[What you will do]:
Each line of the entries that mentions the string "Accessories" needs to be reported.

[Data]:
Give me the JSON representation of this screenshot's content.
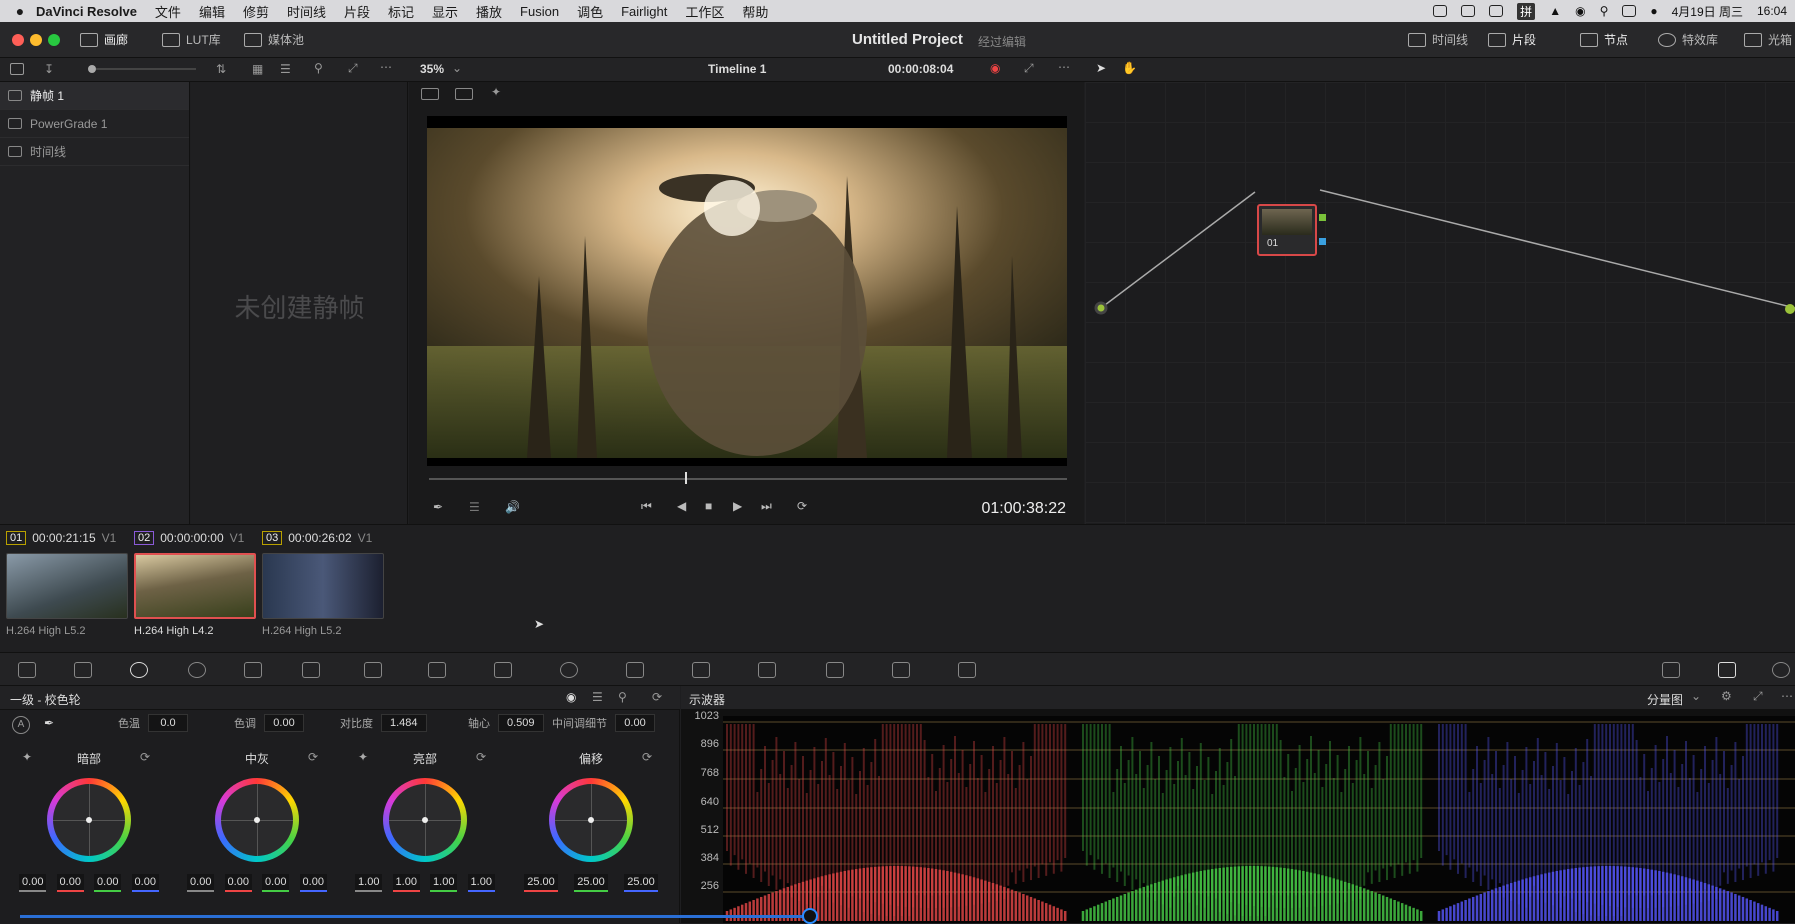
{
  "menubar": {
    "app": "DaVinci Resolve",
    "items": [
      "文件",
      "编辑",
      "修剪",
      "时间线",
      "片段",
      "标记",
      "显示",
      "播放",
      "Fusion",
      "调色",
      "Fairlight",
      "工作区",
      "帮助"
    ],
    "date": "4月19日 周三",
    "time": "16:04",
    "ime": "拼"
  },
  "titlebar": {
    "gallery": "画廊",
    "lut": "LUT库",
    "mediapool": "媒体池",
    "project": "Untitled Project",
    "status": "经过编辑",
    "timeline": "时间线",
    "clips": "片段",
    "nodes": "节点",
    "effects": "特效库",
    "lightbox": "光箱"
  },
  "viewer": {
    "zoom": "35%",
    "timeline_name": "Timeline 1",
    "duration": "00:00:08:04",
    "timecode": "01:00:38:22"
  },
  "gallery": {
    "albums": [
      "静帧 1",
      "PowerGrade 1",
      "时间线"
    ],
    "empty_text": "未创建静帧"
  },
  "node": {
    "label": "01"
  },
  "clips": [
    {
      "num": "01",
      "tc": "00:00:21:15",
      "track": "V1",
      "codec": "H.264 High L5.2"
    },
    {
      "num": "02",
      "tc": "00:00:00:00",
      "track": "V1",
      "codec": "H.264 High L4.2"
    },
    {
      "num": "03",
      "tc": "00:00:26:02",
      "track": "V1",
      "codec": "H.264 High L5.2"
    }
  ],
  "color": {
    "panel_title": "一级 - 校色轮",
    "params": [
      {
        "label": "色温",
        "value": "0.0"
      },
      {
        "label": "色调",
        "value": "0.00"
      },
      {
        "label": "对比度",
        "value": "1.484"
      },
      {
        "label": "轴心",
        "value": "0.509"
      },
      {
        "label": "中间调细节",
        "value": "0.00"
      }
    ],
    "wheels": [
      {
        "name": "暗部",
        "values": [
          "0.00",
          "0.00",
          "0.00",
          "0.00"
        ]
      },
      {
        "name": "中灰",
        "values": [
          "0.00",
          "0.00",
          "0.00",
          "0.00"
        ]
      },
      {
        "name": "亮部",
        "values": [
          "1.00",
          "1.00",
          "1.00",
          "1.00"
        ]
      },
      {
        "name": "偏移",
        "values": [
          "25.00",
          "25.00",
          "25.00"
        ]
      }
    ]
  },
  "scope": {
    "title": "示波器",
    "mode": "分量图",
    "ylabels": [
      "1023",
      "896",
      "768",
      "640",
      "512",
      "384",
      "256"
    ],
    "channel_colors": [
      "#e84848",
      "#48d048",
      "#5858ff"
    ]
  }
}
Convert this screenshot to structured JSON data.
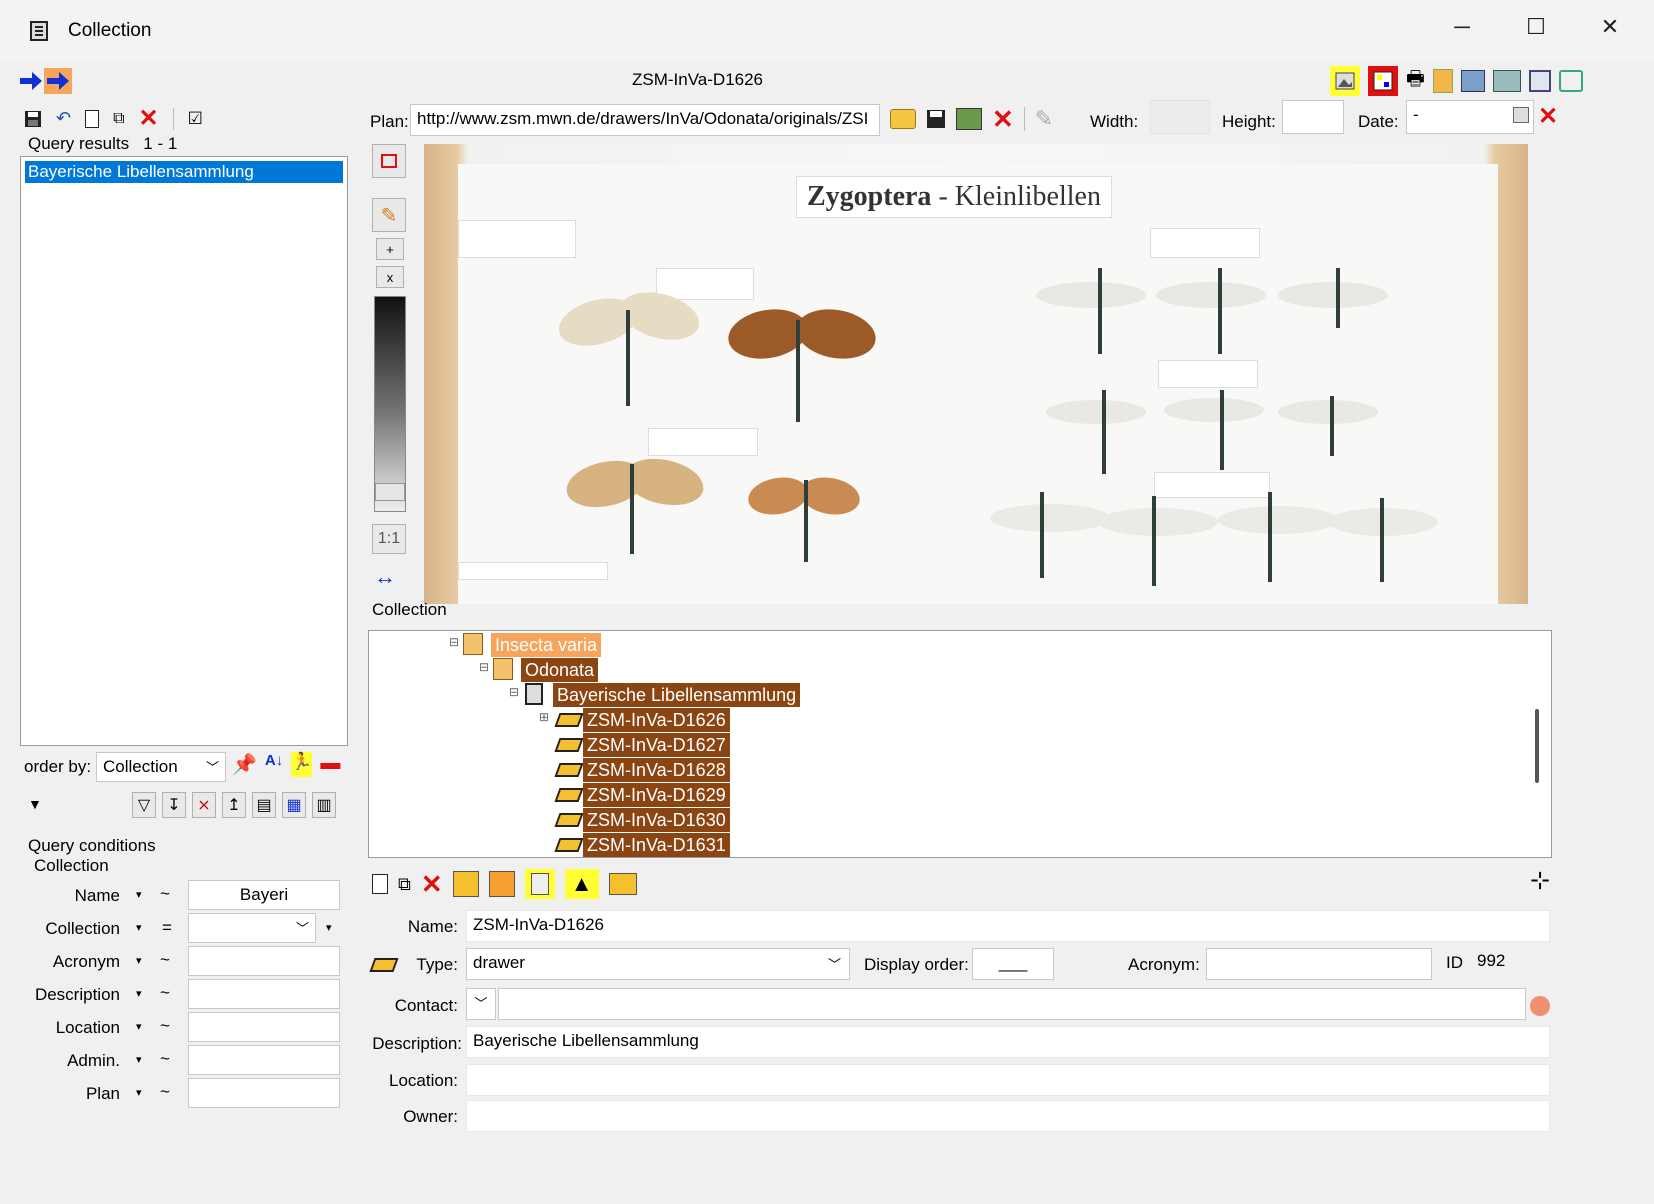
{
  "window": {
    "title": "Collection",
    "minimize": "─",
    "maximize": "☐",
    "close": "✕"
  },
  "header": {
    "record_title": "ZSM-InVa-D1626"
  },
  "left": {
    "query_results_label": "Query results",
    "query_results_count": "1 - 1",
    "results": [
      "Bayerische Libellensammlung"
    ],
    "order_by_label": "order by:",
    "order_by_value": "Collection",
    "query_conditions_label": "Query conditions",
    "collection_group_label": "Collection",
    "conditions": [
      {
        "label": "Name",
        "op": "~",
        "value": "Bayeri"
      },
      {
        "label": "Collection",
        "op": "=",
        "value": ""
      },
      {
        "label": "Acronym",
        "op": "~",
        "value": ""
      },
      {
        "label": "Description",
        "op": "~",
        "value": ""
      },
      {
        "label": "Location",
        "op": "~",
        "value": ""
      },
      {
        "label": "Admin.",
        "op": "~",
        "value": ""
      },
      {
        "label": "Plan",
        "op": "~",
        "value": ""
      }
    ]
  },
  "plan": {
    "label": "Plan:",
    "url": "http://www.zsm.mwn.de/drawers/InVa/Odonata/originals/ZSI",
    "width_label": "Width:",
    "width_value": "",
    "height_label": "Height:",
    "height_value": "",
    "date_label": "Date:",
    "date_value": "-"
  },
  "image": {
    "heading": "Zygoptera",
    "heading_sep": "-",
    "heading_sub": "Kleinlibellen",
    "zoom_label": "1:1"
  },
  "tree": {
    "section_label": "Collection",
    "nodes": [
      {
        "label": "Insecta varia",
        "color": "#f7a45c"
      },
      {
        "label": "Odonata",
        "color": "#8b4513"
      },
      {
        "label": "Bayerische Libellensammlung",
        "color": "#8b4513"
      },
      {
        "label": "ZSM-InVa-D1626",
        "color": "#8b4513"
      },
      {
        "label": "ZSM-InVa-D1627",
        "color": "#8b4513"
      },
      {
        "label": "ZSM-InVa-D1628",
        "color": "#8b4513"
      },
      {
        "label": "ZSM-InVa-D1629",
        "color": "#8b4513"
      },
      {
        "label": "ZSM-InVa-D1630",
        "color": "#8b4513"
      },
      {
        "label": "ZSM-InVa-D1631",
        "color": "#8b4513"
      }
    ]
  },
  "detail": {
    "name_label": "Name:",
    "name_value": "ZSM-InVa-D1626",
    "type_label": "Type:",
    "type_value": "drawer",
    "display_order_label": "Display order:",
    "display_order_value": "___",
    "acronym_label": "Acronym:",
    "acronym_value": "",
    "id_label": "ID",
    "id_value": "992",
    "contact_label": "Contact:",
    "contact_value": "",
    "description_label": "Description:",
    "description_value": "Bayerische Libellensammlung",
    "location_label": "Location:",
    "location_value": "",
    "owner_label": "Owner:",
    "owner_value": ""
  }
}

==

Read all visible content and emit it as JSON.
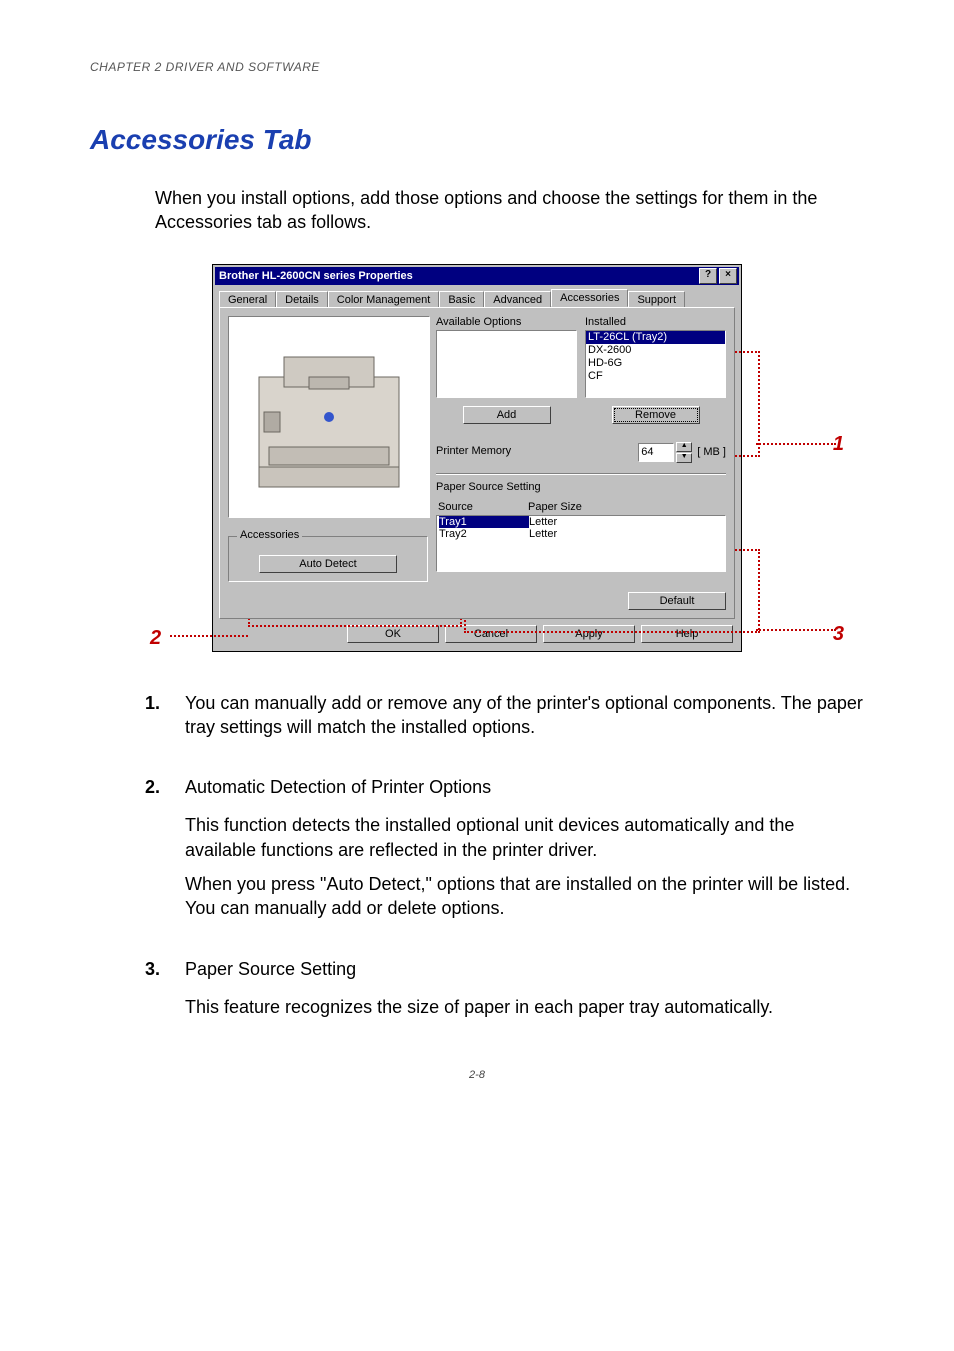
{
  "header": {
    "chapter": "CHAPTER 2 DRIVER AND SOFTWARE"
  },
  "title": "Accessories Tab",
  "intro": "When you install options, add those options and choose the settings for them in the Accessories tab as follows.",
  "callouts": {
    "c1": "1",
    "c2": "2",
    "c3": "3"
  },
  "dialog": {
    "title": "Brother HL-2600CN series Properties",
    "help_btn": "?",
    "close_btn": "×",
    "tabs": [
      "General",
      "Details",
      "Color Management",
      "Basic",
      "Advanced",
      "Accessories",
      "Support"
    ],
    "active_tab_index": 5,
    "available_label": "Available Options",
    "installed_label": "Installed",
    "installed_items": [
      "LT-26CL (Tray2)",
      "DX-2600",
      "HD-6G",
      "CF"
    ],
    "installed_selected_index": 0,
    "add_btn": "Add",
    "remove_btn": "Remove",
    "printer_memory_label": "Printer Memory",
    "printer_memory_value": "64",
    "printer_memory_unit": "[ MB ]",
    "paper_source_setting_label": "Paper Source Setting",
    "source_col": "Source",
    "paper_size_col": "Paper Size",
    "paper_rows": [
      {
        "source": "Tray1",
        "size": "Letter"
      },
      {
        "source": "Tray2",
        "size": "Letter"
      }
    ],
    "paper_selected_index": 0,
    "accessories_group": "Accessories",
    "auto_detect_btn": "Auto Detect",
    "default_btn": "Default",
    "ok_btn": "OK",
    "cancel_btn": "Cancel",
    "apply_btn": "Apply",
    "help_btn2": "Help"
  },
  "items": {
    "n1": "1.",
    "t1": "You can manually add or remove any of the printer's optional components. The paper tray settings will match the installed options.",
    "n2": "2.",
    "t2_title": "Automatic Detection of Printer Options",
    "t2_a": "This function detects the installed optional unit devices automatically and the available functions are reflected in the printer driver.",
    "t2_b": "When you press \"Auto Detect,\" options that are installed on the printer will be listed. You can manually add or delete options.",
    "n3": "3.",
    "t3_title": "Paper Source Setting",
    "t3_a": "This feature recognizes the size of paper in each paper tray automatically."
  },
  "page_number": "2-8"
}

[Written answer]:
  "title": "Accessories Tab",
  "intro": "When you install options, add those options and choose the settings for them in the Accessories tab as follows.",
      "Accessories",
    "accessories_group": "Accessories",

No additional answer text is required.